Work instruction >> Retype the listing that follows without a single change.

=== Section Start ===

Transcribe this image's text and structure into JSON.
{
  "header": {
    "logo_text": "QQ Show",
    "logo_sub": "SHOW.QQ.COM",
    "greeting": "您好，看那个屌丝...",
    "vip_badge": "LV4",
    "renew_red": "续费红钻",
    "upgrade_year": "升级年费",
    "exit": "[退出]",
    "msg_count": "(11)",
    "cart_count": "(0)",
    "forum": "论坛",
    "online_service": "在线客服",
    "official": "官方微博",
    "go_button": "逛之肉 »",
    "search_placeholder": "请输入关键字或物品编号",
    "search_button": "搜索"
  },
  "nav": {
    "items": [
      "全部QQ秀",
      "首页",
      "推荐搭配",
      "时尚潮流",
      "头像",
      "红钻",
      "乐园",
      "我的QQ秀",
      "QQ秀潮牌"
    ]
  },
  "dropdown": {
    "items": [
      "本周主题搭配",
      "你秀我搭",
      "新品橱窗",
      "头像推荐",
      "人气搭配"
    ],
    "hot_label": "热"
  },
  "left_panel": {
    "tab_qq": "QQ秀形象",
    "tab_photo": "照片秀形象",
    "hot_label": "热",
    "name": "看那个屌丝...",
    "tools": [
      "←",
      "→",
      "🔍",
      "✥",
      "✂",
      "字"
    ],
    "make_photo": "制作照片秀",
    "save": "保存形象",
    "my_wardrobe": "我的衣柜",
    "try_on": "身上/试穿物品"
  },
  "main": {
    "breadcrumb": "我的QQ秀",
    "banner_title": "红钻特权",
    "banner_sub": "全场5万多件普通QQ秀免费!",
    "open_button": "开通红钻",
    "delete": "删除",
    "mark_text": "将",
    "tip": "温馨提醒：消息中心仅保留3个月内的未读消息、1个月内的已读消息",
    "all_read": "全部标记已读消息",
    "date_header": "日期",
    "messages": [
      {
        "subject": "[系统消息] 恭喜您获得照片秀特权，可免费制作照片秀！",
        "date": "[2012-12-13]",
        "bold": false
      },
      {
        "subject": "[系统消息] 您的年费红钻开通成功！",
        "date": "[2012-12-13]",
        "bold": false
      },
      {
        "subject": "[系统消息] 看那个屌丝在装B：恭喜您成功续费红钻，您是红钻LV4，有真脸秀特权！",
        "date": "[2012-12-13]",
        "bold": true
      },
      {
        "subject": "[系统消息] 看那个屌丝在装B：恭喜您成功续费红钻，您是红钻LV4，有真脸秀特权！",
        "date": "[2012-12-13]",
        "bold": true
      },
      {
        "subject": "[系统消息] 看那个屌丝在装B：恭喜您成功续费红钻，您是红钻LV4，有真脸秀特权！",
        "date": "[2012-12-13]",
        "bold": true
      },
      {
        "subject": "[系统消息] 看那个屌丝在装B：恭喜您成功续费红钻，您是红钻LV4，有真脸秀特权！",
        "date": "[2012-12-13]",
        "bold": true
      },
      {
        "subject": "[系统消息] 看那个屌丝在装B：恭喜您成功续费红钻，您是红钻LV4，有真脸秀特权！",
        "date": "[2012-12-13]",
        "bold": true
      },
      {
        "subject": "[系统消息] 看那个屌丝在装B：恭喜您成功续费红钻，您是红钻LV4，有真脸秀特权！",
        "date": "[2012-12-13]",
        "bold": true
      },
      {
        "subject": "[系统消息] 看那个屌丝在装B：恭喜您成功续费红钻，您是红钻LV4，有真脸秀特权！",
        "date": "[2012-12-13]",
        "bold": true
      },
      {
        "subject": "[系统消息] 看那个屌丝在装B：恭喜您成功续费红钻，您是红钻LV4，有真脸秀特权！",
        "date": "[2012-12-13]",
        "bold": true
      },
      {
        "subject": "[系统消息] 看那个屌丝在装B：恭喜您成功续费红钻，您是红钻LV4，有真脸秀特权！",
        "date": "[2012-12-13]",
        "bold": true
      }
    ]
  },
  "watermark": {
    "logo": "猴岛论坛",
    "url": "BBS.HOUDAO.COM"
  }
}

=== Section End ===

Written response >>
Transcribe this image's text and structure into JSON.
{
  "header": {
    "logo_text": "QQ Show",
    "logo_sub": "SHOW.QQ.COM",
    "greeting": "您好，看那个屌丝...",
    "vip_badge": "LV4",
    "renew_red": "续费红钻",
    "upgrade_year": "升级年费",
    "exit": "[退出]",
    "msg_count": "(11)",
    "cart_count": "(0)",
    "forum": "论坛",
    "online_service": "在线客服",
    "official": "官方微博",
    "go_button": "逛之肉 »",
    "search_placeholder": "请输入关键字或物品编号",
    "search_button": "搜索"
  },
  "nav": {
    "items": [
      "全部QQ秀",
      "首页",
      "推荐搭配",
      "时尚潮流",
      "头像",
      "红钻",
      "乐园",
      "我的QQ秀",
      "QQ秀潮牌"
    ]
  },
  "dropdown": {
    "items": [
      "本周主题搭配",
      "你秀我搭",
      "新品橱窗",
      "头像推荐",
      "人气搭配"
    ],
    "hot_label": "热"
  },
  "left_panel": {
    "tab_qq": "QQ秀形象",
    "tab_photo": "照片秀形象",
    "hot_label": "热",
    "name": "看那个屌丝...",
    "tools": [
      "←",
      "→",
      "🔍",
      "✥",
      "✂",
      "字"
    ],
    "make_photo": "制作照片秀",
    "save": "保存形象",
    "my_wardrobe": "我的衣柜",
    "try_on": "身上/试穿物品"
  },
  "main": {
    "breadcrumb": "我的QQ秀",
    "banner_title": "红钻特权",
    "banner_sub": "全场5万多件普通QQ秀免费!",
    "open_button": "开通红钻",
    "delete": "删除",
    "mark_text": "将",
    "tip": "温馨提醒：消息中心仅保留3个月内的未读消息、1个月内的已读消息",
    "all_read": "全部标记已读消息",
    "date_header": "日期",
    "messages": [
      {
        "subject": "[系统消息] 恭喜您获得照片秀特权，可免费制作照片秀！",
        "date": "[2012-12-13]",
        "bold": false
      },
      {
        "subject": "[系统消息] 您的年费红钻开通成功！",
        "date": "[2012-12-13]",
        "bold": false
      },
      {
        "subject": "[系统消息] 看那个屌丝在装B：恭喜您成功续费红钻，您是红钻LV4，有真脸秀特权！",
        "date": "[2012-12-13]",
        "bold": true
      },
      {
        "subject": "[系统消息] 看那个屌丝在装B：恭喜您成功续费红钻，您是红钻LV4，有真脸秀特权！",
        "date": "[2012-12-13]",
        "bold": true
      },
      {
        "subject": "[系统消息] 看那个屌丝在装B：恭喜您成功续费红钻，您是红钻LV4，有真脸秀特权！",
        "date": "[2012-12-13]",
        "bold": true
      },
      {
        "subject": "[系统消息] 看那个屌丝在装B：恭喜您成功续费红钻，您是红钻LV4，有真脸秀特权！",
        "date": "[2012-12-13]",
        "bold": true
      },
      {
        "subject": "[系统消息] 看那个屌丝在装B：恭喜您成功续费红钻，您是红钻LV4，有真脸秀特权！",
        "date": "[2012-12-13]",
        "bold": true
      },
      {
        "subject": "[系统消息] 看那个屌丝在装B：恭喜您成功续费红钻，您是红钻LV4，有真脸秀特权！",
        "date": "[2012-12-13]",
        "bold": true
      },
      {
        "subject": "[系统消息] 看那个屌丝在装B：恭喜您成功续费红钻，您是红钻LV4，有真脸秀特权！",
        "date": "[2012-12-13]",
        "bold": true
      },
      {
        "subject": "[系统消息] 看那个屌丝在装B：恭喜您成功续费红钻，您是红钻LV4，有真脸秀特权！",
        "date": "[2012-12-13]",
        "bold": true
      },
      {
        "subject": "[系统消息] 看那个屌丝在装B：恭喜您成功续费红钻，您是红钻LV4，有真脸秀特权！",
        "date": "[2012-12-13]",
        "bold": true
      }
    ]
  },
  "watermark": {
    "logo": "猴岛论坛",
    "url": "BBS.HOUDAO.COM"
  }
}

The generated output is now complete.